So should one always store multiple valus for a key in multiple records? What does wordpress do?

wordpress itself uses arrays for some meta keys like

xx_capabilities
a:1:{s:11:”contributor”;b:1;}

manageedit-postcolumnshidden
a:6:{i:0;s:6:”author”;i:1;s:4:”tags”;i:2;s:8:”comments”;i:3;s:0:””;i:4;s:0:””;i:5;s:0:””;}
(represents a unlimited array of post columns that are hidden.)

It is unlikely that one would want to select users by which post boxes they had hidden or which pointers thay have dismissed. So arguably that makes sense to store those in one record.
However the bulk of wordpress meta data is stored simply as single values for a meta key.

 What do plugins do when creating meta data?

Some plugins go overboard. For example ym used to store their user data in a single user meta like this:

O:15:”YourMember_User”:30:{s:22:”account_type_join_date”;i:1381123010;s:13:”custom_fields”;s:0:””;s:9:”rss_token”;s:0:””;s:6:”status”;s:6:”Active”;s:8:”trial_on”;b:0;s:10:”trial_cost”;d:0;s:14:”trial_duration”;i:0;s:19:”trial_duration_type”;s:1:”d”;s:11:”trial_taken”;i:0;s:8:”duration”;i:3;s:13:”duration_type”;s:1:”m”;s:6:”amount”;d:5;s:8:”currency”;s:0:””;s:13:”last_pay_date”;i:1381123010;s:11:”expire_date”;i:1389052800;s:12:”account_type”;s:6:”Member”;s:10:”status_str”;s:20:”User Create: Applied”;s:12:”payment_type”;s:0:””;s:7:”pack_id”;s:1:”2″;s:4:”role”;s:10:”subscriber”;s:19:”reminder_email_sent”;b:0;s:12:”gateway_used”;s:9:”ym_create”;s:16:”hide_old_content”;i:0;s:9:”parent_id”;b:0;s:9:”child_ids”;a:0:{}s:22:”child_accounts_allowed”;i:0;s:28:”child_accounts_package_types”;a:0:{}s:23:”child_accounts_packages”;a:0:{}s:14:”hide_admin_bar”;b:0;s:5:”valid”;b:0;}

This made it almost impossible to query and filter easily. Needless to say they later began to ‘convert’ the data into simple user meta.

What to do with an array like this:

speciality a:2:{i:0;s:3:”Two”;i:1;s:5:”Three”;}
ie:
Speciality => array (size=2)
0 => string ‘Two’ (length=3)
1 => string ‘Three’ (length=5)

Another user record might have:
Speciality => array (size=2)
0 => string ‘One’ (length=3)
1 => string ‘Three’ (length=5)

Ideally these could have been stored as multiple meta records ie multiple values for a key.
Speciality => Two
Speciality => Three

This would aid standardised reporting and querying.

If another plugin stores data in a similar way is there another way to interpret the data ?

These representations might work

  • Consulting Speciality => Individual
  • Consulting Speciality => Corporate
  • Legal Services => International
  • Legal Services => Media

OR even

  • Consulting Speciality => array (Individual, Corporate) or array (Individual=>true, Corporate=true)
  • Legal Services => array (International, Media)

Perhaps if the indices are ‘numeric’, one can assume the values are boolean?
ie treat
Consulting Speciality => array (0=> Individual, 1=>Corporate)

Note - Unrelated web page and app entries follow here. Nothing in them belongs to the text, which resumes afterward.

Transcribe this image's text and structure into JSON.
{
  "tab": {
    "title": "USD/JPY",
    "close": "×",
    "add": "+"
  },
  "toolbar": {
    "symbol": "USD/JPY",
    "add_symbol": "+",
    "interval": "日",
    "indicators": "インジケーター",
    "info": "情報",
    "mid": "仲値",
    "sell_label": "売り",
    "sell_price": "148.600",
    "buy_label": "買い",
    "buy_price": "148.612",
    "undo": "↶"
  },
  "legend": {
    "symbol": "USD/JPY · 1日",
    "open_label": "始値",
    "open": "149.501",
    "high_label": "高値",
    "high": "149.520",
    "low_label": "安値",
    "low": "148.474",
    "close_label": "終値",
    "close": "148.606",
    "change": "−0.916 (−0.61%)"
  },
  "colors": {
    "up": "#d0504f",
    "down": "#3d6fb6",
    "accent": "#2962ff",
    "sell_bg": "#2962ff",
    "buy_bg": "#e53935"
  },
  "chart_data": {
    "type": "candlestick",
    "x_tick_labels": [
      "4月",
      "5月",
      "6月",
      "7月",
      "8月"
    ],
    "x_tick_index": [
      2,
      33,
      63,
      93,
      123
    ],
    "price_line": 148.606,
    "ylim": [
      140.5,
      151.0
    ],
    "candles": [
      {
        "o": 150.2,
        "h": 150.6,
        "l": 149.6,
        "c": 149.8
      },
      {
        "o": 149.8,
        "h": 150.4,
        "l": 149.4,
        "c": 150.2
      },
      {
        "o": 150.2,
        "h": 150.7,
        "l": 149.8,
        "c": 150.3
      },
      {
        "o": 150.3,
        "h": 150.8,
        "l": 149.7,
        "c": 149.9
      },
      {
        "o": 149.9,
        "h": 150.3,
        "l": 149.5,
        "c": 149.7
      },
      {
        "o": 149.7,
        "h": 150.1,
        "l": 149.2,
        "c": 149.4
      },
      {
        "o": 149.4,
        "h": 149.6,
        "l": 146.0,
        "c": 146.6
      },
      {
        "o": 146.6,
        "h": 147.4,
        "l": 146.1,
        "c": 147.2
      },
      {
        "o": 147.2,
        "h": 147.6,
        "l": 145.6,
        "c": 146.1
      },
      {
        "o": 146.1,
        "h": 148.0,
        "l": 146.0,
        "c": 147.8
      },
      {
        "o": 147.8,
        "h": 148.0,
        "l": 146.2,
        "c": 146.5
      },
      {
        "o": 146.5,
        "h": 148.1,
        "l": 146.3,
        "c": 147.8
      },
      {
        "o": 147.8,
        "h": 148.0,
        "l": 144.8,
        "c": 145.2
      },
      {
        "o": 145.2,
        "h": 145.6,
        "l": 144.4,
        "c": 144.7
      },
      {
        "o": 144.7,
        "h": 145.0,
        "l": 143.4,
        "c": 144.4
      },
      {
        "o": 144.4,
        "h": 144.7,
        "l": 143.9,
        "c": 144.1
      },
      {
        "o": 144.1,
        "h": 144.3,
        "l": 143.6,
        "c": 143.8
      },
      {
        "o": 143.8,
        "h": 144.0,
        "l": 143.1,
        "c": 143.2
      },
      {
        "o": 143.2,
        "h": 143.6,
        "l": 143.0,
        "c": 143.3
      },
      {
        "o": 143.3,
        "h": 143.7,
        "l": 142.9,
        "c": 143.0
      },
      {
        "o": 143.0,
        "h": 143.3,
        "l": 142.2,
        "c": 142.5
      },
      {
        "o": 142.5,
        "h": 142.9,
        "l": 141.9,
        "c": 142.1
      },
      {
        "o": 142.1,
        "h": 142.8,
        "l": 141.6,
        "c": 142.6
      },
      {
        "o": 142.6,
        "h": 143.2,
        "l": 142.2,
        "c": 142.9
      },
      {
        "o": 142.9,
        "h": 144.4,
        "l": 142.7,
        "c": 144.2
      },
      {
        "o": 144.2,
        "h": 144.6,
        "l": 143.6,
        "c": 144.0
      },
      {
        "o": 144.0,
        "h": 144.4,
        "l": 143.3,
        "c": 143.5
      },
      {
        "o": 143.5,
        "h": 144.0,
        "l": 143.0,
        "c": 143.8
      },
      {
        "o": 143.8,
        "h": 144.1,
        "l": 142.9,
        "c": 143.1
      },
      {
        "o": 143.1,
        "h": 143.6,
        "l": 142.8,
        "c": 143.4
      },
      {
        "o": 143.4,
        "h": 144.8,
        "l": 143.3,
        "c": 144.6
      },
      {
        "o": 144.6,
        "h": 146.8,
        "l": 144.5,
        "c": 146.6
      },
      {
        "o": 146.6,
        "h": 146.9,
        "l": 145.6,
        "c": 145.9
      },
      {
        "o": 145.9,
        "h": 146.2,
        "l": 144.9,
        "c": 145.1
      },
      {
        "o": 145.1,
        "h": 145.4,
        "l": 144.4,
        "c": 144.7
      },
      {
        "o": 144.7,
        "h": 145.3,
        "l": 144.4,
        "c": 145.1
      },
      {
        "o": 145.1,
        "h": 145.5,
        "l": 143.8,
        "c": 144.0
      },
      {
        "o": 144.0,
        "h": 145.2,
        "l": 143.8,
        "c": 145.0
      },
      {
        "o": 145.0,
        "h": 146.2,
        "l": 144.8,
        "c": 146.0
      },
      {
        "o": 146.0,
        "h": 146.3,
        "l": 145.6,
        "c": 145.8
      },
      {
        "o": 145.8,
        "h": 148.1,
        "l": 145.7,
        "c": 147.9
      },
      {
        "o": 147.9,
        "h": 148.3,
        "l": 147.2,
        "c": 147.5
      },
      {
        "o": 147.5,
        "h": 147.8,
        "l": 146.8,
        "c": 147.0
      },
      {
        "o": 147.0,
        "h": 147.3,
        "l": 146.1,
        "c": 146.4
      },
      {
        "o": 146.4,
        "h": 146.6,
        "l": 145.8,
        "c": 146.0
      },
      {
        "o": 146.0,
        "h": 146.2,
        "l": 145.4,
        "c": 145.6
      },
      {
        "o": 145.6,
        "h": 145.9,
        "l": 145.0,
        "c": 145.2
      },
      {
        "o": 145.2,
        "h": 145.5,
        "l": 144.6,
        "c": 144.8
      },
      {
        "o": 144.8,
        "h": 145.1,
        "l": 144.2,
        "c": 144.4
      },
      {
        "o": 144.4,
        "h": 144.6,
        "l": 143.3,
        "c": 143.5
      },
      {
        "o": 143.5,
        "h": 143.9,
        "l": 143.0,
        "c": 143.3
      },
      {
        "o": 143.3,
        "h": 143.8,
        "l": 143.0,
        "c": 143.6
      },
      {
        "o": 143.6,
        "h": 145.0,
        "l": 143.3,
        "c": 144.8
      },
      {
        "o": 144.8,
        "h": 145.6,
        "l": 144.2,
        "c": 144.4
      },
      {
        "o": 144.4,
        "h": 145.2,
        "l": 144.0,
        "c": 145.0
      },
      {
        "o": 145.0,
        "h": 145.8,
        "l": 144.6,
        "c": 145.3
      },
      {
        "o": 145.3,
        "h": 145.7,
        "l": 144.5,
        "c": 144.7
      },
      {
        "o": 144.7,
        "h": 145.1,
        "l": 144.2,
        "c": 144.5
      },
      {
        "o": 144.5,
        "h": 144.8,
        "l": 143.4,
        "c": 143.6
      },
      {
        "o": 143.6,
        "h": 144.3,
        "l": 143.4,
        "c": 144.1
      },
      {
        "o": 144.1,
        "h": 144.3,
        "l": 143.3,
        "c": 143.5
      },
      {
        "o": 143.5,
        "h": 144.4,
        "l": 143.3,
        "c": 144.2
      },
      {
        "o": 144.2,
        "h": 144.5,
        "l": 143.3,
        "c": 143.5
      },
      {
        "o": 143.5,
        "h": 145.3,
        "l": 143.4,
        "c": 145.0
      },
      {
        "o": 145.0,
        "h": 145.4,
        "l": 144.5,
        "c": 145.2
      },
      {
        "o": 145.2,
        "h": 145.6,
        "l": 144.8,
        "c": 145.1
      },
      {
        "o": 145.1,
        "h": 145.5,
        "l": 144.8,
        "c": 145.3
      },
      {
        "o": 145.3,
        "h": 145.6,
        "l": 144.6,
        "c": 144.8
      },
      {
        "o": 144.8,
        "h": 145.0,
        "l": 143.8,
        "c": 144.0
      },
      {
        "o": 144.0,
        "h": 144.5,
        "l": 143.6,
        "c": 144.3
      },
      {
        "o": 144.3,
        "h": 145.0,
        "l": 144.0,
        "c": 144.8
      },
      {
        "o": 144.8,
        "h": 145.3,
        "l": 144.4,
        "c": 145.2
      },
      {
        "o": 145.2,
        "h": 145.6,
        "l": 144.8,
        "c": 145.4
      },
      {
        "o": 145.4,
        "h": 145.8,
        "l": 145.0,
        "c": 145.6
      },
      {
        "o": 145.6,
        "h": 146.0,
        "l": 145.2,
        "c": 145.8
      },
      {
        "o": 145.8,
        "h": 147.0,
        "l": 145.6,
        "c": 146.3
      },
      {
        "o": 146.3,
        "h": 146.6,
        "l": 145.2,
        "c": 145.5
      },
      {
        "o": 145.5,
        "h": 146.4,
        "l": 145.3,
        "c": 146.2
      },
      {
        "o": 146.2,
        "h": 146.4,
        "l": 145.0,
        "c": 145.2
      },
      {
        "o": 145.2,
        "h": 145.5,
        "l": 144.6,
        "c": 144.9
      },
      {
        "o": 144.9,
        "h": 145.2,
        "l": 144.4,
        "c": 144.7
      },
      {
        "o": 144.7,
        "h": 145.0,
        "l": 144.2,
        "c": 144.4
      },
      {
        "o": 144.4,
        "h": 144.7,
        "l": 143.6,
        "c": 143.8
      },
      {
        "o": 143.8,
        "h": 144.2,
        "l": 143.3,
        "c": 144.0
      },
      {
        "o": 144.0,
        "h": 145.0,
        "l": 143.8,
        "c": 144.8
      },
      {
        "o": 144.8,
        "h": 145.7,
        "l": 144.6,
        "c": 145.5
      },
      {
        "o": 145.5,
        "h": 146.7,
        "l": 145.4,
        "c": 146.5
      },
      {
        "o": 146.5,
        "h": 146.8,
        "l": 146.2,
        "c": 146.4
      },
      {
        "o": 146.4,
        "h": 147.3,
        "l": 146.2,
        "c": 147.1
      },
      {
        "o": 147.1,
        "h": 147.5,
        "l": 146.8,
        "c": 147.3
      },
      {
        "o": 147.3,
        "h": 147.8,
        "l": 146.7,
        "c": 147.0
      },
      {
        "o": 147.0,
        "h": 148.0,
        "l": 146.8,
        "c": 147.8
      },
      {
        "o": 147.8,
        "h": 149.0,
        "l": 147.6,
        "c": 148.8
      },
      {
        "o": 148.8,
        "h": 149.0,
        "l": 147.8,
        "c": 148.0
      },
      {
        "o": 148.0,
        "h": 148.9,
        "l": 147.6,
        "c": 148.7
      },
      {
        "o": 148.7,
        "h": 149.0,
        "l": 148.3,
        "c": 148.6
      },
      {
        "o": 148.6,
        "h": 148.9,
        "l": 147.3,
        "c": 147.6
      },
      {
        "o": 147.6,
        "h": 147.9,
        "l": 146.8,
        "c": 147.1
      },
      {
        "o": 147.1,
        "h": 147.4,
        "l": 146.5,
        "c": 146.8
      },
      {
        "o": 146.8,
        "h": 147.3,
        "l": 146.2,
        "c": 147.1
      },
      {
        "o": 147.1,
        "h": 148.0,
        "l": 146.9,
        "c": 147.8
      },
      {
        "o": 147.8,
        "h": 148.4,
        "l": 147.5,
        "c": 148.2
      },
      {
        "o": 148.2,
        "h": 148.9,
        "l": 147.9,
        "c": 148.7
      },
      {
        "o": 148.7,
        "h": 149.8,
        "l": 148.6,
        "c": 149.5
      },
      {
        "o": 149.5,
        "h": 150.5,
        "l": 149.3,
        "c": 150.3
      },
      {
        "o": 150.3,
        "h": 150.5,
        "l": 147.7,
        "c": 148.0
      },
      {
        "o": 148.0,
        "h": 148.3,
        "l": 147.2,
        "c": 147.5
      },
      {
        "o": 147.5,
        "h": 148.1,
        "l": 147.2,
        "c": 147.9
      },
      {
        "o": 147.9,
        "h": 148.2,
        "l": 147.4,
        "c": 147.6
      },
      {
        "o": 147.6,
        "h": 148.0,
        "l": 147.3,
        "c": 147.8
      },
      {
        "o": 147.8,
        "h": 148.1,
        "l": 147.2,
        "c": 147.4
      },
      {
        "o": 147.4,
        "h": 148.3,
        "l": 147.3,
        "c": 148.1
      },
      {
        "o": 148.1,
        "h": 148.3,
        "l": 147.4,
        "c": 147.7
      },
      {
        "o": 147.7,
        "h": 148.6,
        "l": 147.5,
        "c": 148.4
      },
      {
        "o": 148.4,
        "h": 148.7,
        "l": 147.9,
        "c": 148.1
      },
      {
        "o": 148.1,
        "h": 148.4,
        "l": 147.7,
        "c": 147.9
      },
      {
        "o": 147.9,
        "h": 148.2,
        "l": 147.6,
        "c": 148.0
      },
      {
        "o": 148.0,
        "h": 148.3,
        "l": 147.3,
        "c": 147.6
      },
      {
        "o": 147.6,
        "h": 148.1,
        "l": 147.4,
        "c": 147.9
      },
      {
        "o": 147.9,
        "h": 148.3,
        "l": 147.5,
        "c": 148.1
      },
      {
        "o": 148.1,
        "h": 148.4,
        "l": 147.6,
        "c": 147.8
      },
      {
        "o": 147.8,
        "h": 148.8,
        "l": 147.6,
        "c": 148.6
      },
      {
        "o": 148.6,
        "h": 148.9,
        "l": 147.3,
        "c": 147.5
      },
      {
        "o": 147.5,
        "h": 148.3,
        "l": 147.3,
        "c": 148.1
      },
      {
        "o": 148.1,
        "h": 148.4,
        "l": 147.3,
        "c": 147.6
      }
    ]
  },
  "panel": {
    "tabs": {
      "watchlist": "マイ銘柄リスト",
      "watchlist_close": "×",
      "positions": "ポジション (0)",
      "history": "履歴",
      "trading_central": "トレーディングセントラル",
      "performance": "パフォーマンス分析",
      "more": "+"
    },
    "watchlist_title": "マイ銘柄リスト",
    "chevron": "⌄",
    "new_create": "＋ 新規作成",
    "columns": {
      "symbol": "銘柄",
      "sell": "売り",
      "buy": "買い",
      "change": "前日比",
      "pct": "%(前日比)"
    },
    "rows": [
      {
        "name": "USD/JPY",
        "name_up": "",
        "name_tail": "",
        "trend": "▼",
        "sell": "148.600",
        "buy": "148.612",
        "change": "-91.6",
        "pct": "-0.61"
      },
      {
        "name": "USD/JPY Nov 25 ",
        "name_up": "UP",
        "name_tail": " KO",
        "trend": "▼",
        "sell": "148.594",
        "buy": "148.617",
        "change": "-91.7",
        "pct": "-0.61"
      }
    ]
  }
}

as

Consulting Speciality => Individual
Consulting Speciality => Corporate

Querying, Filtering, Reporting

So how does on query, filter and report on data in a generic fashion, when one has not created the data oneself and the data may be stored in unusual ways?

The amr-users plugin attempts to do this, while allowing for add-ons to handle non-wp third party plugins that do non wp things

It digs into the data and attempts to make sense of what it finds in the user meta values. If a value is not simple, it expands it and creates multiple pseudo fields from the one complex meta field value.
The plugin has special handling for first role (capability) and some other ‘useful’ pseudo fields. Note other capabilities are boolean. Special formatting could present these differently.  The plugin also excludes the pointers dismissed and hidden dashboards etc to keep the number of fields down (although might be interesting to query who has tailored their environments etc).

 

Note:

in working through this the following was identified:
The ACF plugin rather unusually stores an extra hidden meta which has it’s internal field code. THis is the same for every user which raises the question – WHY store it in the user meta records – a more appropriate place would be once in the wp options table?
IE it stores for example:
speciality and _speciality.

In the amr-user general settings > fields & nice names, tick the ‘Exclude from reports’ box for the underscore fields, to reduce confusion!